But is it the holiest collab ever? Or the most profane?
James Hobbes, via Urban Sketchers
A wonderful slice of life presented by Murray Dewhurst, via Urban Sketchers.
One of the best pieces of advice was from my Year Two teacher, on how to draw a bicycle: “Spend twice as much time _looking_ at it than drawing it”.
I apply that to so many areas. More time listening than talking. More observing than doing. The outcome will always be better.
This bit of wisdom appeared in a newsletter I receive. Drawing, classically defined, is learning to see. Before putting graphite to paper, before making a mark, when the page is blank, whether in the mind’s eye or in the reality resting fifteen feet away, we must look, and not only look, but see.
My drawing instructor, Chad Hines, would have us put what we see in boxes. He would have us break down what we drew into its constituent parts. To see the lines, see the curves, see the ellipses and circles. He would encourage us to hold the pencil lightly, differently, to make marks that were easy, light, and then to look, and to look again. He observed that sometimes the false lines reveal the true. What you thought you were seeing was not actually what was there. As you draw, you look upon your object, and then you look upon your sketch, and you compare. You adjust. You try to draw what you see, so others can see it too. Drawing is always illusion. The drawing is not the thing that was seen. But the drawing can be true. It can accurately represent a moment in time, an object in reality. But only if first you really look, and really see.
I agree with Anna. We’d all be better off, I think, if we spent more time observing than doing. Looking. Listening. Slowly. Patiently. With thought. With intention.
Next time you are ready to act, next time you jump to speak, pause. Look. Observe. Think. Let a beat or two pass. Then, make a mark. Speak a word. Be truthful.

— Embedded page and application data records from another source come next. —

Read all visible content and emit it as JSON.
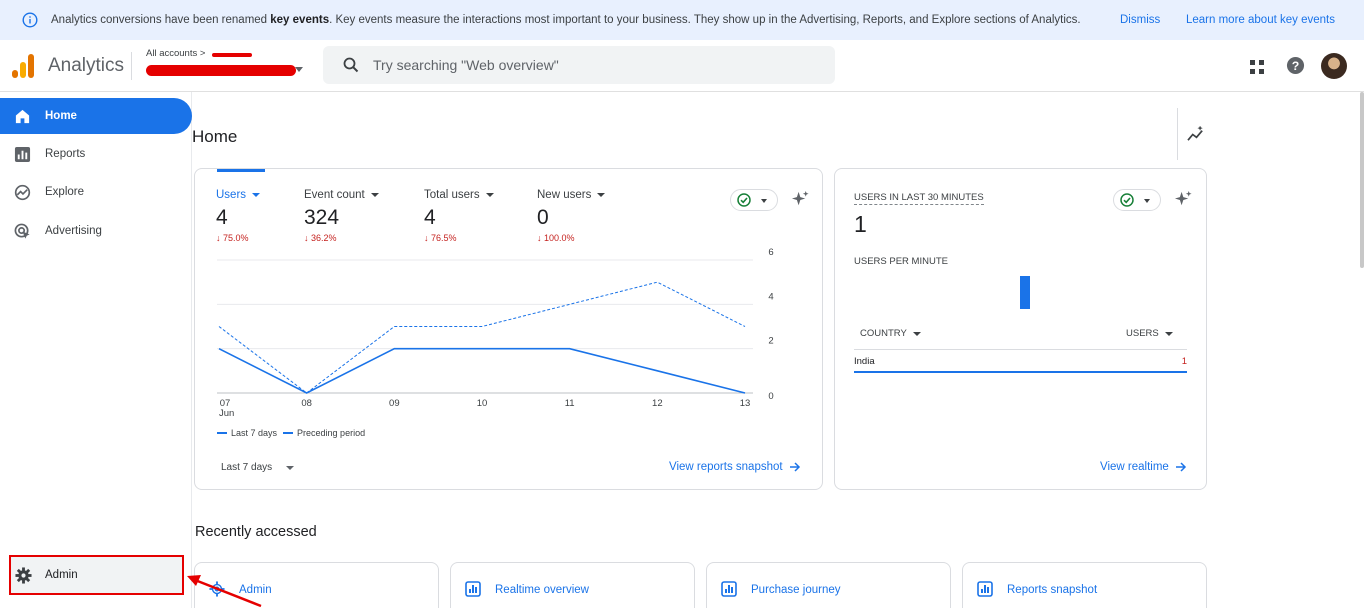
{
  "banner": {
    "text_before": "Analytics conversions have been renamed ",
    "text_bold": "key events",
    "text_after": ". Key events measure the interactions most important to your business. They show up in the Advertising, Reports, and Explore sections of Analytics.",
    "dismiss": "Dismiss",
    "learn_more": "Learn more about key events"
  },
  "header": {
    "app_name": "Analytics",
    "breadcrumb": "All accounts >",
    "search_placeholder": "Try searching \"Web overview\""
  },
  "sidebar": {
    "items": [
      {
        "label": "Home",
        "icon": "home-icon",
        "active": true
      },
      {
        "label": "Reports",
        "icon": "reports-icon"
      },
      {
        "label": "Explore",
        "icon": "explore-icon"
      },
      {
        "label": "Advertising",
        "icon": "advertising-icon"
      }
    ],
    "admin": "Admin"
  },
  "main": {
    "title": "Home",
    "metrics": [
      {
        "label": "Users",
        "value": "4",
        "change": "75.0%",
        "selected": true
      },
      {
        "label": "Event count",
        "value": "324",
        "change": "36.2%"
      },
      {
        "label": "Total users",
        "value": "4",
        "change": "76.5%"
      },
      {
        "label": "New users",
        "value": "0",
        "change": "100.0%"
      }
    ],
    "date_range": "Last 7 days",
    "view_reports": "View reports snapshot"
  },
  "chart_data": {
    "type": "line",
    "x": [
      "07",
      "08",
      "09",
      "10",
      "11",
      "12",
      "13"
    ],
    "x_sublabel": "Jun",
    "series": [
      {
        "name": "Last 7 days",
        "values": [
          2,
          0,
          2,
          2,
          2,
          1,
          0
        ],
        "style": "solid"
      },
      {
        "name": "Preceding period",
        "values": [
          3,
          0,
          3,
          3,
          4,
          5,
          3
        ],
        "style": "dashed"
      }
    ],
    "yticks": [
      0,
      2,
      4,
      6
    ],
    "ylim": [
      0,
      6
    ],
    "color": "#1a73e8"
  },
  "realtime": {
    "label": "USERS IN LAST 30 MINUTES",
    "value": "1",
    "per_minute": "USERS PER MINUTE",
    "col_country": "COUNTRY",
    "col_users": "USERS",
    "rows": [
      {
        "country": "India",
        "users": "1"
      }
    ],
    "view_realtime": "View realtime"
  },
  "recent": {
    "title": "Recently accessed",
    "items": [
      {
        "label": "Admin",
        "icon": "gear-icon"
      },
      {
        "label": "Realtime overview",
        "icon": "report-icon"
      },
      {
        "label": "Purchase journey",
        "icon": "report-icon"
      },
      {
        "label": "Reports snapshot",
        "icon": "report-icon"
      }
    ]
  },
  "colors": {
    "accent": "#1a73e8",
    "negative": "#c5221f",
    "annotation": "#e50000"
  }
}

The icon for this image has been sitting on my computer desktop for weeks. My six year old son, sitting in my lap and observing it asked, “What’s that?” I opened it and said, “What do you see?”
He said, “Those people are sitting on a phone!” I then asked him what he thought the artist was trying to convey, which led to a discussion of interactions with technology. Our exchange boiled down to this: “People spend so much time looking at their phone that they miss a lot of what is beautiful in life.”
So, as you likely are reading this from your phone, turn it off. Put it away. Look at the ocean, the mountains, the sunrise (all three appear in the image above). Hopefully in the company of a friend. Have a conversation. Climb. Go on an adventure. Or sit still.
Don’t miss it.